▶ How to complete this task
For each line of the data below, copy it if it holds the word "define".
=== Dataset entries ===
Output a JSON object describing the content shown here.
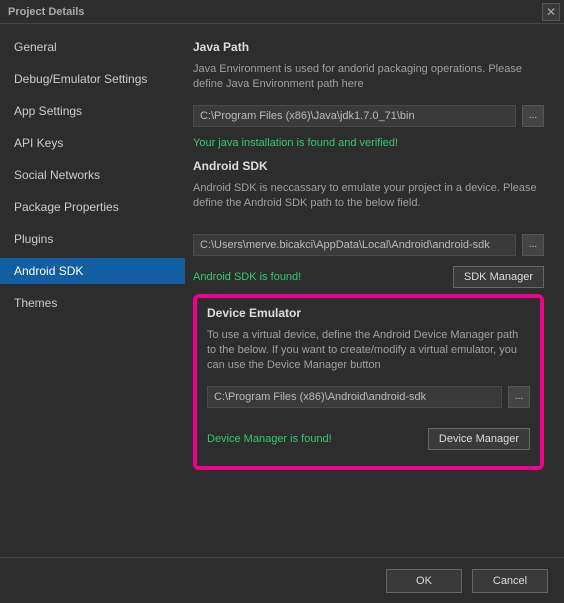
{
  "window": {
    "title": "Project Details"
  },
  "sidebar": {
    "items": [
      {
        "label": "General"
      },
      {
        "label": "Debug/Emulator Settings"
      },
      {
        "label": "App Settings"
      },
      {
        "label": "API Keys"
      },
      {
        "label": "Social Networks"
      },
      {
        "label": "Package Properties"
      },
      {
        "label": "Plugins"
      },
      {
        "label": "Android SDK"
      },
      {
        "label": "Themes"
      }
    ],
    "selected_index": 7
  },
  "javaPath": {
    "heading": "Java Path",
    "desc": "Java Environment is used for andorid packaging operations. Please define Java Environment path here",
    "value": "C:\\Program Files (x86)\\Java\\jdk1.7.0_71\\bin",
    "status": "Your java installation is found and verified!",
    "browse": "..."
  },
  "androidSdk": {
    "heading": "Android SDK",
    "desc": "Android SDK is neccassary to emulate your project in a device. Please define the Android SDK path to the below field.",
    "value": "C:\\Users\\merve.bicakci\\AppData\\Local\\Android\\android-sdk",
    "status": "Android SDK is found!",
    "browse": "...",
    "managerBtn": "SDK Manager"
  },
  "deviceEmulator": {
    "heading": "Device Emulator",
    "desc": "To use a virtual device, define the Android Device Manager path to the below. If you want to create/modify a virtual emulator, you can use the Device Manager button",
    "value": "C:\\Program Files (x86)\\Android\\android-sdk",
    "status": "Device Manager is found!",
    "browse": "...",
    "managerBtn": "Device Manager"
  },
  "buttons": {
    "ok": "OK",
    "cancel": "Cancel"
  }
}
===
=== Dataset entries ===
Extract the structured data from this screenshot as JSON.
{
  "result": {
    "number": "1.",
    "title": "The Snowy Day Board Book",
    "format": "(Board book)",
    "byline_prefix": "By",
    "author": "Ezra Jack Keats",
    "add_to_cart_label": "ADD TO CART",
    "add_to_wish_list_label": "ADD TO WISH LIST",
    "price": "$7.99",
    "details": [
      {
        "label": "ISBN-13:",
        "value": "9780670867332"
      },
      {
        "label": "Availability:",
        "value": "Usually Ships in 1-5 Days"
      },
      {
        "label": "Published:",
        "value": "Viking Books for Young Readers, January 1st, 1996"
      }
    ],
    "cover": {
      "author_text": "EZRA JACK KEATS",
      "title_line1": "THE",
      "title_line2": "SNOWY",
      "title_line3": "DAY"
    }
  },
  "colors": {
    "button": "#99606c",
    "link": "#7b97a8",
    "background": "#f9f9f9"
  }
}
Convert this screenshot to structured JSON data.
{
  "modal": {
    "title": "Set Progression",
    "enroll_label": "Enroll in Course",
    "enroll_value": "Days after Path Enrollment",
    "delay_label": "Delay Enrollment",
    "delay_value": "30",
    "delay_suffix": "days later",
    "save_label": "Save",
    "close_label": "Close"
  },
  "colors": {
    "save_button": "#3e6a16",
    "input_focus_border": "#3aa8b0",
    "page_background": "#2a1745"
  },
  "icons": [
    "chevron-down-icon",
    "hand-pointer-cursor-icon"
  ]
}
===
▶ Problem solution
    "desc": "Java Environment is used for andorid packaging operations. Please define Java Environment path here",
    "desc": "Android SDK is neccassary to emulate your project in a device. Please define the Android SDK path to the below field.",
    "desc": "To use a virtual device, define the Android Device Manager path to the below. If you want to create/modify a virtual emulator, you can use the Device Manager button",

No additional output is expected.